A Red Penis Sometimes Means Red Scrotum Syndrome

A red penis can be caused by a range of factors, including balanitis, jock itch and plain old irritation from friction. There is another cause, fortunately rare, that men may need to consider, the aptly-named red scrotum syndrome. Even men who regularly practice exemplary penis care may find themselves with this unpleasant condition.

What it is

Red scrotum syndrome, sometimes called burning scrotum syndrome, is a chronic disease which tends to affect men over 50 — although it has been found in men of much younger ages as well. When a man has red scrotum syndrome, his scrotum (and usually the base of the penis) turn a vivid shade of red. The redness is not usually accompanied by scaliness, but it is often associated with a burning sensation. The burning feeling can at times be very intense.

In addition, the scrotum and affected parts of the penis became quite tender to the touch. Sensitivity is heightened, often to a painful degree.

Red scrotum syndrome is classified as a form of erythromelalgia (also called Mitchell’s disease), which is a vascular pain disorder in which blood vessels become blocked, causing swelling and inflammation.

Discomfort

Red scrotum syndrome produces a significant degree of discomfort in its victims. In addition to the burning and tenderness, many men experience severe itchiness in the area. Because of the tenderness, scratching the itch can cause pain.

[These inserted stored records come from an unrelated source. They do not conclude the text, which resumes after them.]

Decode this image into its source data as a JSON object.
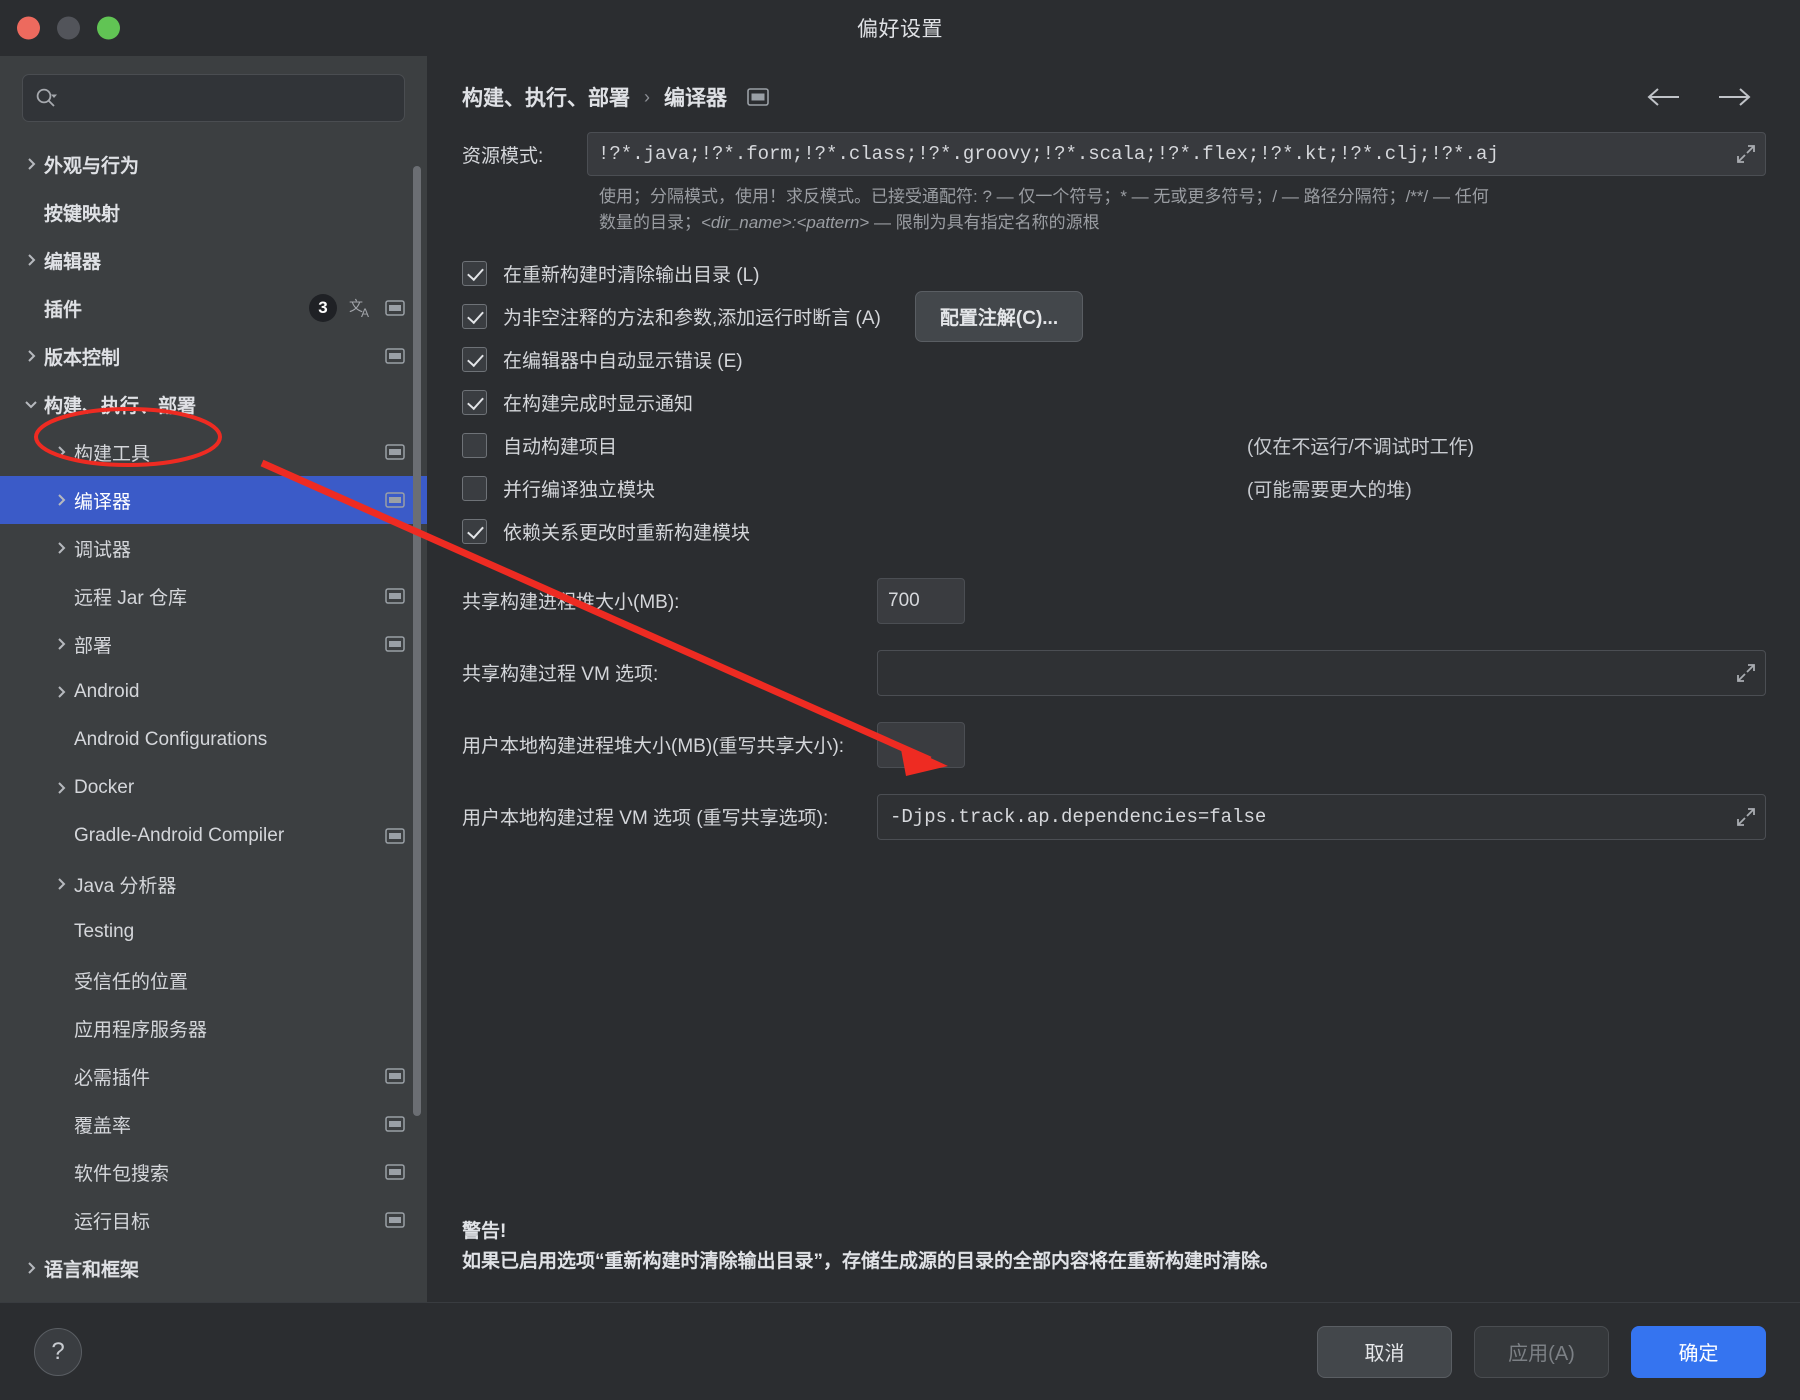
{
  "window": {
    "title": "偏好设置",
    "traffic_lights": [
      "close-red",
      "minimize-yellow",
      "zoom-green"
    ]
  },
  "sidebar": {
    "search": {
      "value": "",
      "placeholder": ""
    },
    "items": [
      {
        "label": "外观与行为",
        "level": 0,
        "chevron": "right",
        "bold": true,
        "icons": []
      },
      {
        "label": "按键映射",
        "level": 0,
        "chevron": "none",
        "bold": true,
        "icons": []
      },
      {
        "label": "编辑器",
        "level": 0,
        "chevron": "right",
        "bold": true,
        "icons": []
      },
      {
        "label": "插件",
        "level": 0,
        "chevron": "none",
        "bold": true,
        "badge": "3",
        "icons": [
          "translate-icon",
          "window-icon"
        ]
      },
      {
        "label": "版本控制",
        "level": 0,
        "chevron": "right",
        "bold": true,
        "icons": [
          "window-icon"
        ]
      },
      {
        "label": "构建、执行、部署",
        "level": 0,
        "chevron": "down",
        "bold": true,
        "icons": []
      },
      {
        "label": "构建工具",
        "level": 1,
        "chevron": "right",
        "bold": false,
        "icons": [
          "window-icon"
        ]
      },
      {
        "label": "编译器",
        "level": 1,
        "chevron": "right",
        "bold": false,
        "selected": true,
        "icons": [
          "window-icon"
        ]
      },
      {
        "label": "调试器",
        "level": 1,
        "chevron": "right",
        "bold": false,
        "icons": []
      },
      {
        "label": "远程 Jar 仓库",
        "level": 1,
        "chevron": "none",
        "bold": false,
        "icons": [
          "window-icon"
        ]
      },
      {
        "label": "部署",
        "level": 1,
        "chevron": "right",
        "bold": false,
        "icons": [
          "window-icon"
        ]
      },
      {
        "label": "Android",
        "level": 1,
        "chevron": "right",
        "bold": false,
        "icons": []
      },
      {
        "label": "Android Configurations",
        "level": 1,
        "chevron": "none",
        "bold": false,
        "icons": []
      },
      {
        "label": "Docker",
        "level": 1,
        "chevron": "right",
        "bold": false,
        "icons": []
      },
      {
        "label": "Gradle-Android Compiler",
        "level": 1,
        "chevron": "none",
        "bold": false,
        "icons": [
          "window-icon"
        ]
      },
      {
        "label": "Java 分析器",
        "level": 1,
        "chevron": "right",
        "bold": false,
        "icons": []
      },
      {
        "label": "Testing",
        "level": 1,
        "chevron": "none",
        "bold": false,
        "icons": []
      },
      {
        "label": "受信任的位置",
        "level": 1,
        "chevron": "none",
        "bold": false,
        "icons": []
      },
      {
        "label": "应用程序服务器",
        "level": 1,
        "chevron": "none",
        "bold": false,
        "icons": []
      },
      {
        "label": "必需插件",
        "level": 1,
        "chevron": "none",
        "bold": false,
        "icons": [
          "window-icon"
        ]
      },
      {
        "label": "覆盖率",
        "level": 1,
        "chevron": "none",
        "bold": false,
        "icons": [
          "window-icon"
        ]
      },
      {
        "label": "软件包搜索",
        "level": 1,
        "chevron": "none",
        "bold": false,
        "icons": [
          "window-icon"
        ]
      },
      {
        "label": "运行目标",
        "level": 1,
        "chevron": "none",
        "bold": false,
        "icons": [
          "window-icon"
        ]
      },
      {
        "label": "语言和框架",
        "level": 0,
        "chevron": "right",
        "bold": true,
        "icons": []
      }
    ]
  },
  "breadcrumb": {
    "parent": "构建、执行、部署",
    "separator": "›",
    "current": "编译器"
  },
  "nav": {
    "back": "←",
    "forward": "→"
  },
  "main": {
    "resource_patterns": {
      "label": "资源模式:",
      "value": "!?*.java;!?*.form;!?*.class;!?*.groovy;!?*.scala;!?*.flex;!?*.kt;!?*.clj;!?*.aj"
    },
    "hint_line1": "使用；分隔模式，使用！求反模式。已接受通配符: ? — 仅一个符号；* — 无或更多符号；/ — 路径分隔符；/**/ — 任何",
    "hint_line2_a": "数量的目录；",
    "hint_line2_i": "<dir_name>:<pattern>",
    "hint_line2_b": " — 限制为具有指定名称的源根",
    "checkboxes": [
      {
        "label": "在重新构建时清除输出目录 (L)",
        "checked": true,
        "note": ""
      },
      {
        "label": "为非空注释的方法和参数,添加运行时断言 (A)",
        "checked": true,
        "note": "",
        "button": "配置注解(C)..."
      },
      {
        "label": "在编辑器中自动显示错误 (E)",
        "checked": true,
        "note": ""
      },
      {
        "label": "在构建完成时显示通知",
        "checked": true,
        "note": ""
      },
      {
        "label": "自动构建项目",
        "checked": false,
        "note": "(仅在不运行/不调试时工作)"
      },
      {
        "label": "并行编译独立模块",
        "checked": false,
        "note": "(可能需要更大的堆)"
      },
      {
        "label": "依赖关系更改时重新构建模块",
        "checked": true,
        "note": ""
      }
    ],
    "fields": [
      {
        "label": "共享构建进程堆大小(MB):",
        "value": "700",
        "kind": "small"
      },
      {
        "label": "共享构建过程 VM 选项:",
        "value": "",
        "kind": "wide"
      },
      {
        "label": "用户本地构建进程堆大小(MB)(重写共享大小):",
        "value": "",
        "kind": "small"
      },
      {
        "label": "用户本地构建过程 VM 选项 (重写共享选项):",
        "value": "-Djps.track.ap.dependencies=false",
        "kind": "wide"
      }
    ],
    "warning_title": "警告!",
    "warning_body": "如果已启用选项“重新构建时清除输出目录”，存储生成源的目录的全部内容将在重新构建时清除。"
  },
  "footer": {
    "help": "?",
    "cancel": "取消",
    "apply": "应用(A)",
    "ok": "确定"
  },
  "annotations": {
    "ellipse_target": "编译器",
    "arrow_target": "-Djps.track.ap.dependencies=false",
    "color": "#ee2b22"
  }
}
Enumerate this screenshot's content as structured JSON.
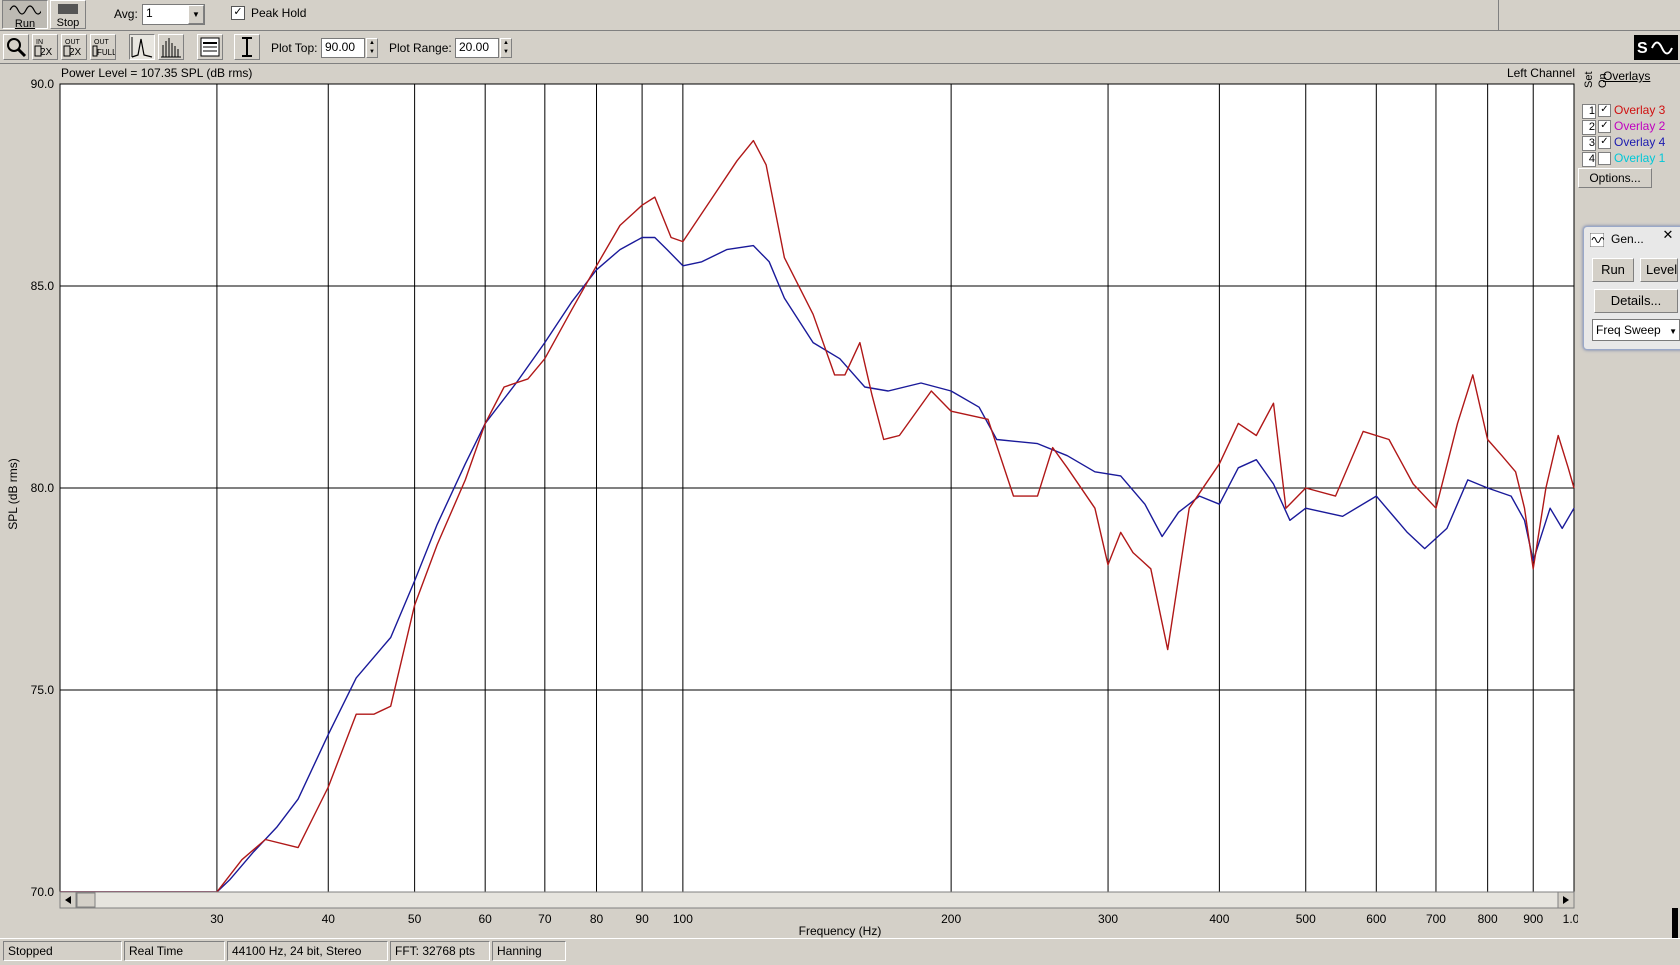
{
  "toolbar1": {
    "run_label": "Run",
    "stop_label": "Stop",
    "avg_label": "Avg:",
    "avg_value": "1",
    "peak_hold_label": "Peak Hold",
    "peak_hold_checked": true
  },
  "toolbar2": {
    "plot_top_label": "Plot Top:",
    "plot_top_value": "90.00",
    "plot_range_label": "Plot Range:",
    "plot_range_value": "20.00"
  },
  "plot_header": {
    "power_level": "Power Level = 107.35 SPL (dB rms)",
    "channel": "Left Channel"
  },
  "overlays": {
    "title": "Overlays",
    "col_set": "Set",
    "col_on": "On",
    "items": [
      {
        "num": "1",
        "checked": true,
        "label": "Overlay 3",
        "color": "#d01010"
      },
      {
        "num": "2",
        "checked": true,
        "label": "Overlay 2",
        "color": "#c000c0"
      },
      {
        "num": "3",
        "checked": true,
        "label": "Overlay 4",
        "color": "#1a1ab0"
      },
      {
        "num": "4",
        "checked": false,
        "label": "Overlay 1",
        "color": "#00c8d8"
      }
    ],
    "options_label": "Options..."
  },
  "generator": {
    "title": "Gen...",
    "run_label": "Run",
    "level_label": "Level",
    "details_label": "Details...",
    "mode_value": "Freq Sweep"
  },
  "status": {
    "state": "Stopped",
    "mode": "Real Time",
    "format": "44100 Hz, 24 bit, Stereo",
    "fft": "FFT: 32768 pts",
    "window": "Hanning"
  },
  "chart_data": {
    "type": "line",
    "xlabel": "Frequency (Hz)",
    "ylabel": "SPL (dB rms)",
    "xscale": "log",
    "xlim": [
      20,
      1000
    ],
    "ylim": [
      70,
      90
    ],
    "x_ticks": [
      {
        "v": 30,
        "label": "30"
      },
      {
        "v": 40,
        "label": "40"
      },
      {
        "v": 50,
        "label": "50"
      },
      {
        "v": 60,
        "label": "60"
      },
      {
        "v": 70,
        "label": "70"
      },
      {
        "v": 80,
        "label": "80"
      },
      {
        "v": 90,
        "label": "90"
      },
      {
        "v": 100,
        "label": "100"
      },
      {
        "v": 200,
        "label": "200"
      },
      {
        "v": 300,
        "label": "300"
      },
      {
        "v": 400,
        "label": "400"
      },
      {
        "v": 500,
        "label": "500"
      },
      {
        "v": 600,
        "label": "600"
      },
      {
        "v": 700,
        "label": "700"
      },
      {
        "v": 800,
        "label": "800"
      },
      {
        "v": 900,
        "label": "900"
      },
      {
        "v": 1000,
        "label": "1.0k"
      }
    ],
    "y_ticks": [
      {
        "v": 70,
        "label": "70.0"
      },
      {
        "v": 75,
        "label": "75.0"
      },
      {
        "v": 80,
        "label": "80.0"
      },
      {
        "v": 85,
        "label": "85.0"
      },
      {
        "v": 90,
        "label": "90.0"
      }
    ],
    "grid": true,
    "series": [
      {
        "name": "Overlay 4",
        "color": "#1a1a9a",
        "points": [
          [
            20,
            70.0
          ],
          [
            30,
            70.0
          ],
          [
            31,
            70.3
          ],
          [
            33,
            71.0
          ],
          [
            35,
            71.6
          ],
          [
            37,
            72.3
          ],
          [
            40,
            73.9
          ],
          [
            43,
            75.3
          ],
          [
            47,
            76.3
          ],
          [
            50,
            77.7
          ],
          [
            53,
            79.1
          ],
          [
            57,
            80.6
          ],
          [
            60,
            81.6
          ],
          [
            65,
            82.6
          ],
          [
            70,
            83.6
          ],
          [
            75,
            84.6
          ],
          [
            80,
            85.4
          ],
          [
            85,
            85.9
          ],
          [
            90,
            86.2
          ],
          [
            93,
            86.2
          ],
          [
            96,
            85.9
          ],
          [
            100,
            85.5
          ],
          [
            105,
            85.6
          ],
          [
            112,
            85.9
          ],
          [
            120,
            86.0
          ],
          [
            125,
            85.6
          ],
          [
            130,
            84.7
          ],
          [
            140,
            83.6
          ],
          [
            150,
            83.2
          ],
          [
            160,
            82.5
          ],
          [
            170,
            82.4
          ],
          [
            185,
            82.6
          ],
          [
            200,
            82.4
          ],
          [
            215,
            82.0
          ],
          [
            225,
            81.2
          ],
          [
            250,
            81.1
          ],
          [
            270,
            80.8
          ],
          [
            290,
            80.4
          ],
          [
            310,
            80.3
          ],
          [
            330,
            79.6
          ],
          [
            345,
            78.8
          ],
          [
            360,
            79.4
          ],
          [
            380,
            79.8
          ],
          [
            400,
            79.6
          ],
          [
            420,
            80.5
          ],
          [
            440,
            80.7
          ],
          [
            460,
            80.1
          ],
          [
            480,
            79.2
          ],
          [
            500,
            79.5
          ],
          [
            550,
            79.3
          ],
          [
            600,
            79.8
          ],
          [
            650,
            78.9
          ],
          [
            680,
            78.5
          ],
          [
            720,
            79.0
          ],
          [
            760,
            80.2
          ],
          [
            800,
            80.0
          ],
          [
            850,
            79.8
          ],
          [
            880,
            79.2
          ],
          [
            900,
            78.2
          ],
          [
            940,
            79.5
          ],
          [
            970,
            79.0
          ],
          [
            1000,
            79.5
          ]
        ]
      },
      {
        "name": "Overlay 3",
        "color": "#b01818",
        "points": [
          [
            20,
            70.0
          ],
          [
            30,
            70.0
          ],
          [
            32,
            70.8
          ],
          [
            34,
            71.3
          ],
          [
            37,
            71.1
          ],
          [
            40,
            72.6
          ],
          [
            43,
            74.4
          ],
          [
            45,
            74.4
          ],
          [
            47,
            74.6
          ],
          [
            50,
            77.1
          ],
          [
            53,
            78.6
          ],
          [
            57,
            80.2
          ],
          [
            60,
            81.6
          ],
          [
            63,
            82.5
          ],
          [
            67,
            82.7
          ],
          [
            70,
            83.2
          ],
          [
            75,
            84.4
          ],
          [
            80,
            85.5
          ],
          [
            85,
            86.5
          ],
          [
            90,
            87.0
          ],
          [
            93,
            87.2
          ],
          [
            97,
            86.2
          ],
          [
            100,
            86.1
          ],
          [
            108,
            87.2
          ],
          [
            115,
            88.1
          ],
          [
            120,
            88.6
          ],
          [
            124,
            88.0
          ],
          [
            130,
            85.7
          ],
          [
            140,
            84.3
          ],
          [
            148,
            82.8
          ],
          [
            152,
            82.8
          ],
          [
            158,
            83.6
          ],
          [
            163,
            82.3
          ],
          [
            168,
            81.2
          ],
          [
            175,
            81.3
          ],
          [
            190,
            82.4
          ],
          [
            200,
            81.9
          ],
          [
            220,
            81.7
          ],
          [
            235,
            79.8
          ],
          [
            250,
            79.8
          ],
          [
            260,
            81.0
          ],
          [
            270,
            80.5
          ],
          [
            290,
            79.5
          ],
          [
            300,
            78.1
          ],
          [
            310,
            78.9
          ],
          [
            320,
            78.4
          ],
          [
            335,
            78.0
          ],
          [
            350,
            76.0
          ],
          [
            370,
            79.5
          ],
          [
            400,
            80.6
          ],
          [
            420,
            81.6
          ],
          [
            440,
            81.3
          ],
          [
            460,
            82.1
          ],
          [
            475,
            79.5
          ],
          [
            500,
            80.0
          ],
          [
            540,
            79.8
          ],
          [
            580,
            81.4
          ],
          [
            620,
            81.2
          ],
          [
            660,
            80.1
          ],
          [
            700,
            79.5
          ],
          [
            740,
            81.6
          ],
          [
            770,
            82.8
          ],
          [
            800,
            81.2
          ],
          [
            830,
            80.8
          ],
          [
            860,
            80.4
          ],
          [
            880,
            79.5
          ],
          [
            900,
            78.0
          ],
          [
            930,
            80.0
          ],
          [
            960,
            81.3
          ],
          [
            985,
            80.5
          ],
          [
            1000,
            80.0
          ]
        ]
      }
    ]
  }
}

Persistent scratching may in turn lead to skin peeling.

In some instances, the burning and tenderness are such that the touch of fabric against the affected area can be painful. Whether clothed or bare, sitting can be uncomfortable, as the scrotum rubs against the man’s legs or the chair, and many men with the condition need to sit near the front of a seat so that the balls can hang over and not touch anything.

While the red penis issue associated with the condition tends to be contained to the base, in some cases the redness does spread throughout the penis. This also causes significant issues, due to burning, itching and tenderness.

Men with red scrotum syndrome often find their sex lives diminished, especially when the condition presents on large portions of the penis. The friction on the penis associated with sex can be too painful for many; in turn, the movement of the scrotum during intercourse and its contact with other body parts also results in a higher degree of pain.

Causes

What causes red scrotum syndrome? Doctors really aren’t sure. Some factors which may be involved in triggering this condition include the use of topical corticosteroids, fungal or bacterial infections, and sexually-transmitted infections.

With so little information on the causes, doctors are also in the dark on other issues, such as why it tends to occur more often in men over 50. Some believe that it may have something to do with hormonal changes due to aging, but there is lack of research to investigate this possibility.

Because the cause is unknown, some doctors recommend that a man with this condition refrain from partner-based sex.

Treatment

Doctors tend to treat the symptoms through familiar methods such as mild soaps and detergents, anti-fungal medications and proper hygiene. In some cases, doxycycline may be recommended.

When red scrotum syndrome includes the presence of an unnaturally red penis, men can get some relief by regularly using a top notch penis health crème (health professionals recommend Man1 Man Oil, which is clinically proven mild and safe for skin) on the penis itself. A crème that already helps relieve normal penile itching is advised; those that promote moisturizing are best. If the crème contains both a high-end emollient (such as Shea butter) and one of nature’s best hydrators (such as vitamin E), relief from itching is likely. It’s also wise to choose a crème with vitamin D, known widely as a “miracle vitamin.” The overall health benefits associated with vitamin D can improve the general health of the penis, making it more likely to withstand dermatological issues.



Source by John Dugan

Tags:

Leave a Reply